Keeping Records

Keeping detailed records of the various aspects of your child's life is important when your child has a disability. With the numerous appointments and forms to complete, it may be difficult to remember everything and keep the details straight. Keeping detailed records becomes a huge asset when faced with additional sets of questions to answer from providers and physicians.

Developmental Notebook

Creating a notebook that chronicles your child's development is useful when talking with professionals about your child. Many times you will be asked by professionals to provide the dates of various developmental milestones. Being able to summarize your child's developmental progress will be key during educational planning meetings. Keeping this information in a developmental notebook can help you keep track of your child's progress and make answering those questions easier.

Medical Notebook

Since health issues many times coexist with developmental issues, it also is helpful to keep a medical notebook summarizing your child's health history. Children with special needs and/or health concerns typically see numerous physicians in addition to having many medical tests. As a parent, it can be difficult to remember all of the details without committing them to paper.

Creating a medical notebook is a fast and easy way to chronicle your child's health history. All it takes is a three-ring binder and dedication to keep track of your child's medical progression.

How to Create a Medical Notebook:

  • Write in the notebook every time your child visits a doctor. Include the date, the doctor's name and location, the reason for the visit and a quick summary of the outcome of the visit.
  • Include dated entries for each medical test performed on your child, as well as where it occurred.
  • Make a separate notation that documents the dates of illnesses and routine immunizations.

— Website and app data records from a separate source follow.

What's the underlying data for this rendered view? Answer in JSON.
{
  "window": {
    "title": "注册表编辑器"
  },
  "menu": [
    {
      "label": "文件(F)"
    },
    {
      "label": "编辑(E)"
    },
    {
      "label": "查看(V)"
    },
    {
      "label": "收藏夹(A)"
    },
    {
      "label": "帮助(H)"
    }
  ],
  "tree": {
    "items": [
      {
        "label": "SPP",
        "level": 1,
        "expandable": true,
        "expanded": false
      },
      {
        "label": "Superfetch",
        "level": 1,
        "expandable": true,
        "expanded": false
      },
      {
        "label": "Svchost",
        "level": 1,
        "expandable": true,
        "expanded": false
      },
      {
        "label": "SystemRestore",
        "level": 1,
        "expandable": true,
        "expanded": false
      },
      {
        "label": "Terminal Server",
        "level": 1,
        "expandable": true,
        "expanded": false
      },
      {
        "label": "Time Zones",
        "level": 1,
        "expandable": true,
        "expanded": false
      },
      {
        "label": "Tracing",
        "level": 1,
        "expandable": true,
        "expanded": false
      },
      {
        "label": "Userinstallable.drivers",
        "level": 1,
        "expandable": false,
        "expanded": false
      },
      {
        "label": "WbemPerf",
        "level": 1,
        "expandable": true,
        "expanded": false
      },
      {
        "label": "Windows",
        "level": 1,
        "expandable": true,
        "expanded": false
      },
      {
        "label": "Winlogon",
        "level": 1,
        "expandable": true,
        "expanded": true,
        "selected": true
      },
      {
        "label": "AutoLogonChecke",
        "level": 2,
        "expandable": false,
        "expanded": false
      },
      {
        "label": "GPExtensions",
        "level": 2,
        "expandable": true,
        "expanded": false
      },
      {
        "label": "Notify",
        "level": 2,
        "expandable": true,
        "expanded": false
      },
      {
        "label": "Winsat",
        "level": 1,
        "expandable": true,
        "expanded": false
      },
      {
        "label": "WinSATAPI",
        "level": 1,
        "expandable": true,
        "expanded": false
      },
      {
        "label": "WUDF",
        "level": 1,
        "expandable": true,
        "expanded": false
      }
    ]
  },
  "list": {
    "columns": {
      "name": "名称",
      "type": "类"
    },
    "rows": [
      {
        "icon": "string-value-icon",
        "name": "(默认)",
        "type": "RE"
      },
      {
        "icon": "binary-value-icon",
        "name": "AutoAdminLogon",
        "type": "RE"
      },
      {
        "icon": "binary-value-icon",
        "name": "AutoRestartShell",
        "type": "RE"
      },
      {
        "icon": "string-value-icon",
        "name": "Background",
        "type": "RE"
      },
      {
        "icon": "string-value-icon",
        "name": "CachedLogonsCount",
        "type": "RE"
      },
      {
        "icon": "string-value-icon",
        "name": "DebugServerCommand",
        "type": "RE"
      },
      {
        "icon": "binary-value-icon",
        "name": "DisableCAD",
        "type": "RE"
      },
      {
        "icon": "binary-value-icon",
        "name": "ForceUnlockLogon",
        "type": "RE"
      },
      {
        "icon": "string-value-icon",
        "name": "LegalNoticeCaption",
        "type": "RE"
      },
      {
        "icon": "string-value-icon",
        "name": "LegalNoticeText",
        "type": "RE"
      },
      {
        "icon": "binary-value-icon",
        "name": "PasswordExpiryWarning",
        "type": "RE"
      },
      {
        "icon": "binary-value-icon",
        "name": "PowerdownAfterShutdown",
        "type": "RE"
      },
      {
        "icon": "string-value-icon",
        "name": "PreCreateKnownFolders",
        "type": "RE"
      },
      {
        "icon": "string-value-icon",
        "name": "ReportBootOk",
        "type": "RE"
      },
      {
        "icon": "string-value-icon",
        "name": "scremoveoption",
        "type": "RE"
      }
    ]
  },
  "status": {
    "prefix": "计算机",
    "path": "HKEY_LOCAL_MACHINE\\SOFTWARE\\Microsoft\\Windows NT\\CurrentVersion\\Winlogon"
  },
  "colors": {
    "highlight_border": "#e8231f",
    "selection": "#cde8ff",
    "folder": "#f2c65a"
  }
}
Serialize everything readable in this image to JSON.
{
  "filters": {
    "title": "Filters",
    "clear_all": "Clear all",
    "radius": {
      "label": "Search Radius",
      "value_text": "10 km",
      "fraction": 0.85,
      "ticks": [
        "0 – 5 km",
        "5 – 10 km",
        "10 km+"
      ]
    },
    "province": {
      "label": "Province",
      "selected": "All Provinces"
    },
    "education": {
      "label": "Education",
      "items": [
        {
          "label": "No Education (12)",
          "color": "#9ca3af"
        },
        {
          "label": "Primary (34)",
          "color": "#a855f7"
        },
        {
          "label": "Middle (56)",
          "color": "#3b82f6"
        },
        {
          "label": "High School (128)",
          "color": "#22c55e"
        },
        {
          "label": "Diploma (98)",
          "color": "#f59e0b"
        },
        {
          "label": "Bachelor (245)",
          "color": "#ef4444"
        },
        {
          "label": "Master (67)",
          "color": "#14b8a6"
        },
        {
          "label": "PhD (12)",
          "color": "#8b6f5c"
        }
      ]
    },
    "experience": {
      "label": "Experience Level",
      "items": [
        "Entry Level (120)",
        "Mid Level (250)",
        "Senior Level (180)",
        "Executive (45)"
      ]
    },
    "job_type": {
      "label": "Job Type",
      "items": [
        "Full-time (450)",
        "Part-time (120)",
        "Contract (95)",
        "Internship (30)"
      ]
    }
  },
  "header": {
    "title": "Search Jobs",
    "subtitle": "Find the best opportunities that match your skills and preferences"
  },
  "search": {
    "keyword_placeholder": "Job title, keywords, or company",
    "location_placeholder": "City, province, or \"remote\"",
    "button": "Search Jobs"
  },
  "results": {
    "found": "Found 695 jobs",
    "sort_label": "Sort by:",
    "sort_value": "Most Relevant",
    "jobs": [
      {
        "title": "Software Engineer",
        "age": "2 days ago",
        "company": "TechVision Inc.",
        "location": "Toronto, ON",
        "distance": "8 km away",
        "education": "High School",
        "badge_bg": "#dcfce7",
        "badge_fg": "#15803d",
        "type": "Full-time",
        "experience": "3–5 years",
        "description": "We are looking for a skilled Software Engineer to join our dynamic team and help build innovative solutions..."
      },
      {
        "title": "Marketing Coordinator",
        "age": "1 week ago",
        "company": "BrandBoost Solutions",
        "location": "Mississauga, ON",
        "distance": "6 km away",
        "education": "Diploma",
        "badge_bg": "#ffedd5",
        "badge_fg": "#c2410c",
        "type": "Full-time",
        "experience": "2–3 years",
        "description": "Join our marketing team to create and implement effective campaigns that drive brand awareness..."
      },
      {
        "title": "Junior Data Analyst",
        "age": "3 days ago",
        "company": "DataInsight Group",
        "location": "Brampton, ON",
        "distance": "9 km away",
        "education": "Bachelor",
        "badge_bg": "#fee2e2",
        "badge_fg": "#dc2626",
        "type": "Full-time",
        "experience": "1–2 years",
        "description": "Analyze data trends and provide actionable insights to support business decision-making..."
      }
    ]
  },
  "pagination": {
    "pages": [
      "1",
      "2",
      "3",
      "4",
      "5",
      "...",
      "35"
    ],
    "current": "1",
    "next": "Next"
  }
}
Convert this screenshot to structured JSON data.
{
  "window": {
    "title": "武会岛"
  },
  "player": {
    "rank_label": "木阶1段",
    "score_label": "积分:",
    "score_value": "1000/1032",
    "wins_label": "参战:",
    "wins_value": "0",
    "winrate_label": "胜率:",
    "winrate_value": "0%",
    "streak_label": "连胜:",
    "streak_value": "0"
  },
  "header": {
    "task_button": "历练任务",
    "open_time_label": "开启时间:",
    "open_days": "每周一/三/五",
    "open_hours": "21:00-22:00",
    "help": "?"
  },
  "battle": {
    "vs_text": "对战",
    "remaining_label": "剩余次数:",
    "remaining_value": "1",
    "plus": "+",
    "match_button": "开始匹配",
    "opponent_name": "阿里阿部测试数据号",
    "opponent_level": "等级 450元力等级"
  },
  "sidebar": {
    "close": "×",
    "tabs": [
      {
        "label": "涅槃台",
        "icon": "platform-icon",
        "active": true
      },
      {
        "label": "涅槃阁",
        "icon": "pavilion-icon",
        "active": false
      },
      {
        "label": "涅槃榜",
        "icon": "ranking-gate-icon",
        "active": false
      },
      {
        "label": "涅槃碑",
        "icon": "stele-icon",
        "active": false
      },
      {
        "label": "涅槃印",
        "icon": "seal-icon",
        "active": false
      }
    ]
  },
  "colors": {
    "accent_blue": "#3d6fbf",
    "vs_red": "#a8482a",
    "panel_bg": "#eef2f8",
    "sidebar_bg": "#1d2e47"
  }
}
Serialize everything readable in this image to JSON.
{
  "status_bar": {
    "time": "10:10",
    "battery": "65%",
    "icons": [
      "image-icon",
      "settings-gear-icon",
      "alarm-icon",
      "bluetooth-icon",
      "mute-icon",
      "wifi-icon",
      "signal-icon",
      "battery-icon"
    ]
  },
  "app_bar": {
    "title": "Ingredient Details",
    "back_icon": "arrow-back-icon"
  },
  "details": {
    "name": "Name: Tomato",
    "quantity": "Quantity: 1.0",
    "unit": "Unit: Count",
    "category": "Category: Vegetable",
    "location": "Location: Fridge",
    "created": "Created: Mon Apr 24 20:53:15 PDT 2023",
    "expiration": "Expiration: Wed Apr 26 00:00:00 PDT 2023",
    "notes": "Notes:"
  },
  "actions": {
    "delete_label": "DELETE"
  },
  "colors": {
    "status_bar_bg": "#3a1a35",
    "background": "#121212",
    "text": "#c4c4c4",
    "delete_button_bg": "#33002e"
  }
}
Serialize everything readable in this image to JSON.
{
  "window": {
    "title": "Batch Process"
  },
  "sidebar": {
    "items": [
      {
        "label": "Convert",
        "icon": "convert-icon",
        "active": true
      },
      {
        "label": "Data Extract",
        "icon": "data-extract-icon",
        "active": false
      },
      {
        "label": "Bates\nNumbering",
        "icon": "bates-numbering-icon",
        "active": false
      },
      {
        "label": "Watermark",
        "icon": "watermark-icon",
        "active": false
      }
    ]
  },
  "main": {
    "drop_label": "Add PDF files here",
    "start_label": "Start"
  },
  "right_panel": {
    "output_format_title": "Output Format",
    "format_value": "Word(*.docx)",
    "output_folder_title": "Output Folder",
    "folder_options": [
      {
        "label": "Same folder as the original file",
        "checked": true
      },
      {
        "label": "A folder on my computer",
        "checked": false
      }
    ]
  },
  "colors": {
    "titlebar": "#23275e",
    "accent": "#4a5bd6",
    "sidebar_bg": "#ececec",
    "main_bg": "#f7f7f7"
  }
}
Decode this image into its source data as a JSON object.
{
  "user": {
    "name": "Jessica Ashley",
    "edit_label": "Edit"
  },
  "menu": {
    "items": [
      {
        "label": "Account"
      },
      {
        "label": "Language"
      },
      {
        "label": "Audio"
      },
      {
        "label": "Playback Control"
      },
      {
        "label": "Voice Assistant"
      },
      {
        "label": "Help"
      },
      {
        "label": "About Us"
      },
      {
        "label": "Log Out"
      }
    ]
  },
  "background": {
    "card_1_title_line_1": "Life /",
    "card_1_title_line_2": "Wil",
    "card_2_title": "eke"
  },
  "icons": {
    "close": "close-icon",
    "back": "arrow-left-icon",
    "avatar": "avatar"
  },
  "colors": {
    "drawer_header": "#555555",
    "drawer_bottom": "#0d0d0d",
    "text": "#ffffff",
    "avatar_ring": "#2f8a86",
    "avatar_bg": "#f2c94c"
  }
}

This type of medical notebook becomes a historical diary of your child's health. Keeping a medical notebook will help you to fill out health history forms and to accurately communicate health issues to new physicians.

Educational Notebook

Parents are active participants in their child's educational planning, so it is important to document your child's educational progress. Creating a notebook that records all of the information surrounding your child's education can be an invaluable resource when questions arise, when it's time to develop the next Individualized Family Service Plan (IFSP) or Individualized Education Program (IEP), or when a new professional becomes involved with your child's development.

How to Create an Educational Notebook:

  • Keep copies of all evaluations, IFSPs and IEPs, observational records, permission slips for evaluations, therapy progress notes, etc.
  • Record notes from phone conversations, meetings, or emails with the education professional(s) involved with your child
  • Keep notes on what has worked in your child's classroom - modifications / adaptations, support strategies, natural supports, assistive technologies, etc.

"Illinois Student Records Keeper," (PDF) developed by the Illinois State Board of Education, is an additional way to organize and record important information regarding your child's education.

Contact Us

Johnna Darragh-Ernst

Professor Early Childhood Education

1500 W Raab Road
Normal, IL 61761
Phone: 309-268-8746

Email: johnna.darragh@heartland.edu